Remember, Every Call Costs You Something

The great thing about using search for lead generation is that it brings in new prospects without the additional cost of advertising. However, those leads still cost something – your time.

If you don’t have a plan for how to manage your time, your best prospects and existing customers aren’t going to get the focus they deserve. And all these great new opportunities you’re getting can potentially be more trouble than they are worth.

You only have so much time, attention, and expertise (or inventory) to go around. To make the most of it, you have to be selective… even when the people who are contacting you aren’t.


Carpe Diem?

Okay, so you've run the gauntlet of organic leads both great and small and popped out the other end with your sanity still intact.
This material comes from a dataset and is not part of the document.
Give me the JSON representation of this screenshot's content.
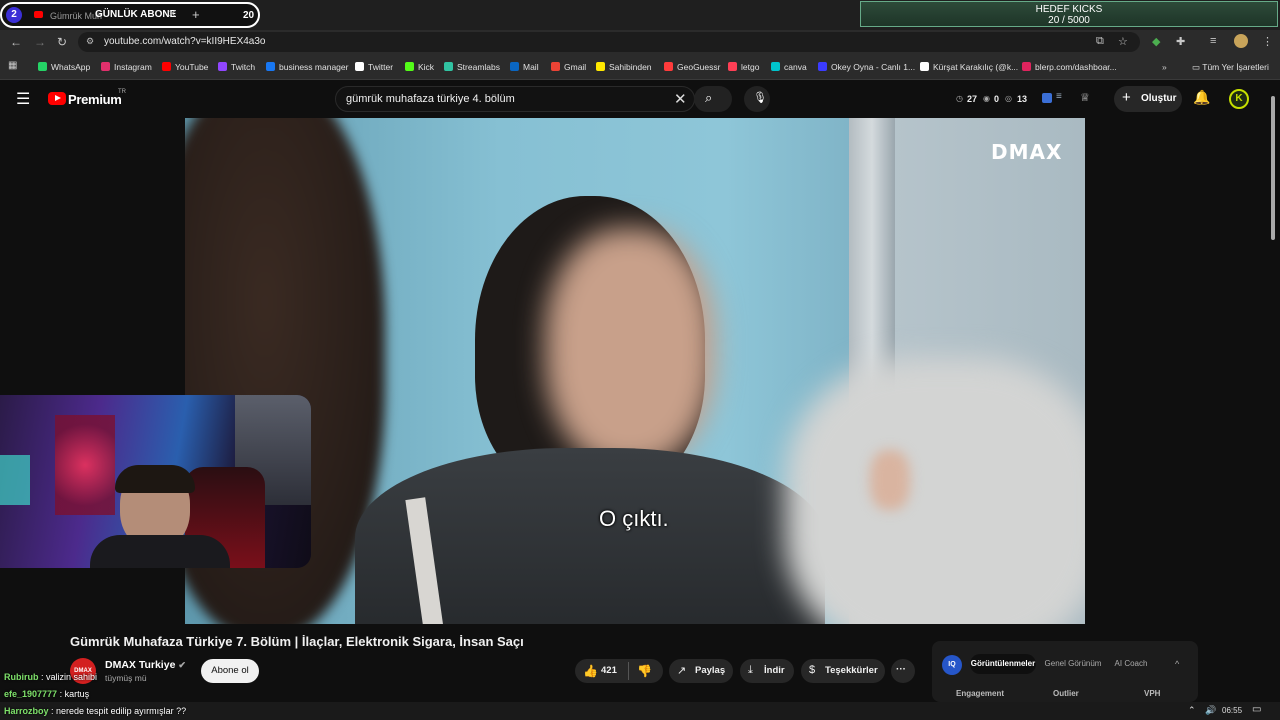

Do you consider creating a service to meet the requests? If people are coming to you for it anyway, why not?

That's something we came to realize recently at Kayak. With the economic downturn impacting our local business community – and local search results featuring us at number one – Kayak set out to create a budget-friendly version of our full inbound marketing websites: optimized local websites. While not our core deliverable, we're happy to support local businesses be providing a premium website service to help them succeed through the downturn.


KAYAK's 3-star lead quality guideline you can use to vet your leads...

  1. Has the lead done their due dilligence to qualify you as a good fit? If their first question is What can you do for me? or How much do you charge? chances are they haven't.
  2. Does the lead ask you to do it for them, do it with them, or teach them to do it themselves? The answer here gives some important insights into the working relationship they are seeking.
  3. Is the lead someone you want to work with? What's the reputation of the company, their team, and their business category.

At KAYAK, we want to partner with companies who want to succeed, not to those who are checking "to-do" items on a list of siloed activities. We want to know we have an equally focussed partner who knows what teamwork is. Is that you?

website design, designed for results – learn more about search optimized web design 

Topics: search optimization, semantic search